Today the Trust cares for a tenth of the coastline in England in England, Wales and Northern Ireland (775 miles) and includes every type of coast; dune, saltmarsh, hard cliff, some great beaches, as well as villages, infrastructure, harbours etc. We are very conscious that at many of these coastal special places we have some serious challenges to dace up to associated with sea-level rise, in particular an increase in coastal erosion and flooding. This thinking sits under our banner of Shifting Shores and is guided by our coastal management principles; taking the long view, adapting to change, working together and working with nature.
Future forecasts suggest with increasing confidence that climate change will lead to continued sea-level rise and increased storminess, in turn accelerating the scale and pace of coastal change. A decade ago we commissioned research looking at how our coastline is likely to change over the next 100 years through a process of Coastal Risk Assessment. This research informed the publication of the first Shifting Shores document. The big message in Shifting Shores was and remains that it is unrealistic – in a time of rising sea levels – to think that we can continue to rely solely on engineering our way out of trouble on the coast.
2015 marks a decade since the launch of Shifting Shores, a good time to reflect on the practical lessons we are learning form a decade of coastal change, removal of failed sea defenses, roll back and deepening our ownership to create space for future coasts.
A formal review of Shifting Shores is under way but a number of insights have become clear along the way; around the politics of managing coastal change, something about adaptation itself and what it looks like in practice, how we involve communities in understanding and managing these changes and something around being prepared to act in a timely way on the best available evidence.
Embracing an adaptive approach to managing coastal change is not necessarily cheap to implement but it is future orientated and may be transformational. Re-establishing a naturally functioning shoreline, where ever practicable, does offer the chance for transformation, a chance to free ourselves from the ‘sea defense cycle’ – construct, fail and reconstruct.
Watch the talk
About the speaker

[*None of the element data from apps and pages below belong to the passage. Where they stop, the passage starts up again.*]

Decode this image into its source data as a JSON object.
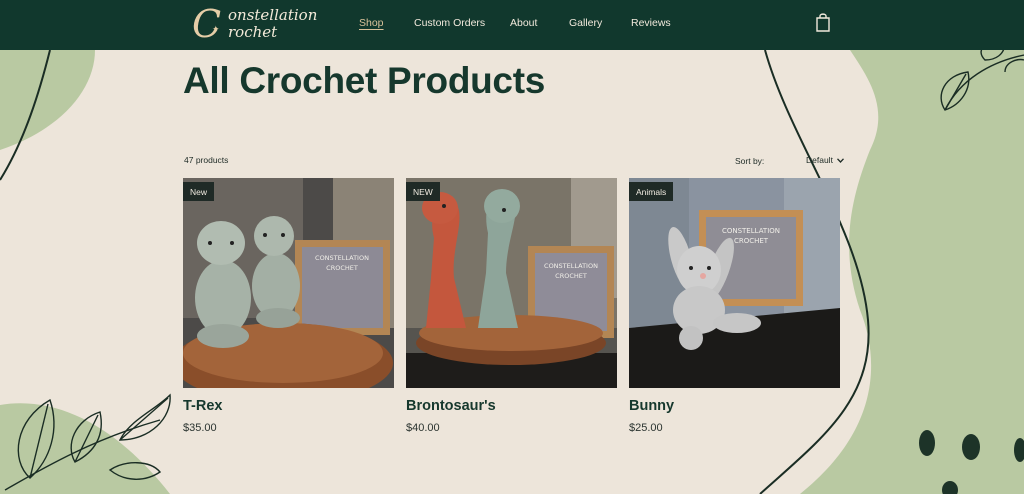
{
  "header": {
    "logo": {
      "line1": "onstellation",
      "line2": "rochet",
      "initial": "C",
      "star": "✦"
    },
    "nav": [
      {
        "label": "Shop",
        "active": true
      },
      {
        "label": "Custom Orders",
        "active": false
      },
      {
        "label": "About",
        "active": false
      },
      {
        "label": "Gallery",
        "active": false
      },
      {
        "label": "Reviews",
        "active": false
      }
    ],
    "cart_icon": "shopping-bag-icon"
  },
  "main": {
    "title": "All Crochet Products",
    "product_count": "47 products",
    "sort_label": "Sort by:",
    "sort_value": "Default"
  },
  "products": [
    {
      "name": "T-Rex",
      "price": "$35.00",
      "badge": "New",
      "sign_line1": "CONSTELLATION",
      "sign_line2": "CROCHET"
    },
    {
      "name": "Brontosaur's",
      "price": "$40.00",
      "badge": "NEW",
      "sign_line1": "CONSTELLATION",
      "sign_line2": "CROCHET"
    },
    {
      "name": "Bunny",
      "price": "$25.00",
      "badge": "Animals",
      "sign_line1": "CONSTELLATION",
      "sign_line2": "CROCHET"
    }
  ],
  "colors": {
    "header_bg": "#11382d",
    "page_bg": "#ede5da",
    "accent_green": "#b9c9a2",
    "title_green": "#16382d",
    "nav_active": "#d9c29a"
  }
}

Phil Dyke has worked for the National Trust for 30 years on coastal and marine issues, initially on the Isle of Wight, then in Cornwall. In 2007 he was appointed as National Trust Coast and Marine Adviser working across England, Wales and Northern Ireland supporting colleagues dealing with coastal change issues and working with external partners to promote sustainable approaches to the development of coastal and marine management.
He was awarded an MSc in Environment Management by the University of London with a focus on protected area management and maintains his academic interests through doing some part-time teaching on coastal and marine management at a number of universities.